"After the acquisition, the message came from Ted (Baseler, CEO) that 'We want to help you make wine better,' " Horner said. "I pulled out a short list of improvements I wanted to make. Ted said, 'You don't quite understand. I want you to prepare yourself for the toughest vintage, the best vintage, the biggest vintage.' So I pulled out a longer list, and I got everything I needed."
Nobody in Woodinville calls up to tell Horner how to make his wine. They don't question him when he produces 12 different Pinot Noirs in a vintage.
"The Erath philosophy is still here."
Baseler could not be more thrilled with the results.
"Wineries tend to be on a shoestring budget," he said. "We can bring in the resources to provide the equipment and expertise to take an outstanding operation and make it superior. We did that at Erath. We brought in more French oak, and we immediately put in a sorting table."
The company also lowered yield rates in key vineyards to increase quality -- all while basically tripling production to nearly 100,000 cases, making Erath one of the largest in Oregon.
"This winery for us is a home run," Baseler said. "It's over the fence, beyond our expectations. We have been able to take the single-vineyard wines and dramatically increase the ratings and critical acclaim. Gary is making more of them than in the old days."
Baseler, who has been used to drinking Washington wines from his nearly three decades in the wine business, drinks a lot more Pinot Noir at home.
"Erath comes out of my cellar at least once a week now," he said.
Horner's path to Erath began in Seattle, where he grew up as the son of a Boeing engineer. He earned a bachelor's degree in pharmacy from the University of Washington, then headed to Philadelphia to study for his doctorate in the same field.
Horner didn't grow up in a wine-drinking family, but he caught the bug in college when a buddy would open his cellar whenever Horner cooked a meal.
"He was bringing over first- and second-growth Bordeaux and grand cru Burgundy. Something went off in my head, and I got hooked."
He began making wine at home in Seattle in 1985, using superb grapes from Andrews in the Horse Heaven Hills.
"It was horrible," he laughed. "I really screwed it up."
Short courses at U.C. Davis helped shore up his skills. Then he met David Adelsheim of Adelsheim Vineyard and Terry Casteel of Bethel Heights at an event in Seattle.
"The Pinot bell rang in my head."
He sold his house, quit his pharmacy job and moved to Oregon.
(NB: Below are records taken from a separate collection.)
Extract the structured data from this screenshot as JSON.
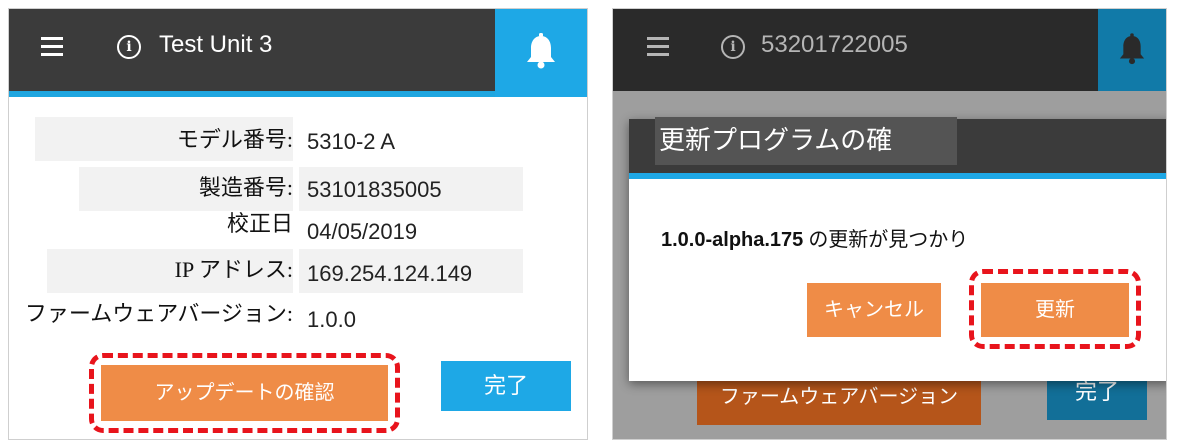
{
  "left": {
    "header": {
      "title": "Test Unit 3",
      "info_icon": "i"
    },
    "rows": [
      {
        "label": "モデル番号:",
        "value": "5310-2 A"
      },
      {
        "label": "製造番号:",
        "value": "53101835005"
      },
      {
        "label": "校正日",
        "value": "04/05/2019"
      },
      {
        "label": "IP アドレス:",
        "value": "169.254.124.149"
      },
      {
        "label": "ファームウェアバージョン:",
        "value": "1.0.0"
      }
    ],
    "check_update_button": "アップデートの確認",
    "done_button": "完了"
  },
  "right": {
    "header": {
      "title": "53201722005",
      "info_icon": "i"
    },
    "dialog": {
      "title": "更新プログラムの確",
      "message_bold": "1.0.0-alpha.175",
      "message_rest": " の更新が見つかり",
      "cancel_button": "キャンセル",
      "update_button": "更新"
    },
    "firmware_button": "ファームウェアバージョン",
    "done_button": "完了"
  },
  "colors": {
    "header_bg": "#3b3b3b",
    "accent_blue": "#1ea8e6",
    "button_orange": "#ef8c47",
    "highlight_red": "#e8141c"
  },
  "icons": [
    "menu-icon",
    "info-icon",
    "bell-icon"
  ]
}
He started at Bethel Heights in the Eola-Amity Hills in 1988, then worked at Witness Tree in 1992. He moved to Washington in 1995 to work for Brian Carter at Washington Hills, then headed back to Oregon in 1998 to make wine for Benton-Lane.
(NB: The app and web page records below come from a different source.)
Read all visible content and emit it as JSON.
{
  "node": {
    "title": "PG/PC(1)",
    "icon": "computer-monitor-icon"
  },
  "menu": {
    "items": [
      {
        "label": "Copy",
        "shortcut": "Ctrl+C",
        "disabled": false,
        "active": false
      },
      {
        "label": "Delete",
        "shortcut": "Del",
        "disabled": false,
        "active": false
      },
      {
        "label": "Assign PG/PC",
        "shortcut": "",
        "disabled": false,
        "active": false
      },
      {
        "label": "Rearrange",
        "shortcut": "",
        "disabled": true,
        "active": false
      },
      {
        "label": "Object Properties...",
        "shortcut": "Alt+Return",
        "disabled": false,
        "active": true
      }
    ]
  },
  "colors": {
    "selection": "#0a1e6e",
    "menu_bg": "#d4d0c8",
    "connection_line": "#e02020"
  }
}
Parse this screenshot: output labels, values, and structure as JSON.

In 2003, Erath hired him as its head winemaker. Today, he and his family live in Sherwood, halfway between the winery and Portland.
"I'm a pretty happy camper," he said. "It's a great challenge to make all these single-vineyard wines. I'm certainly not bored."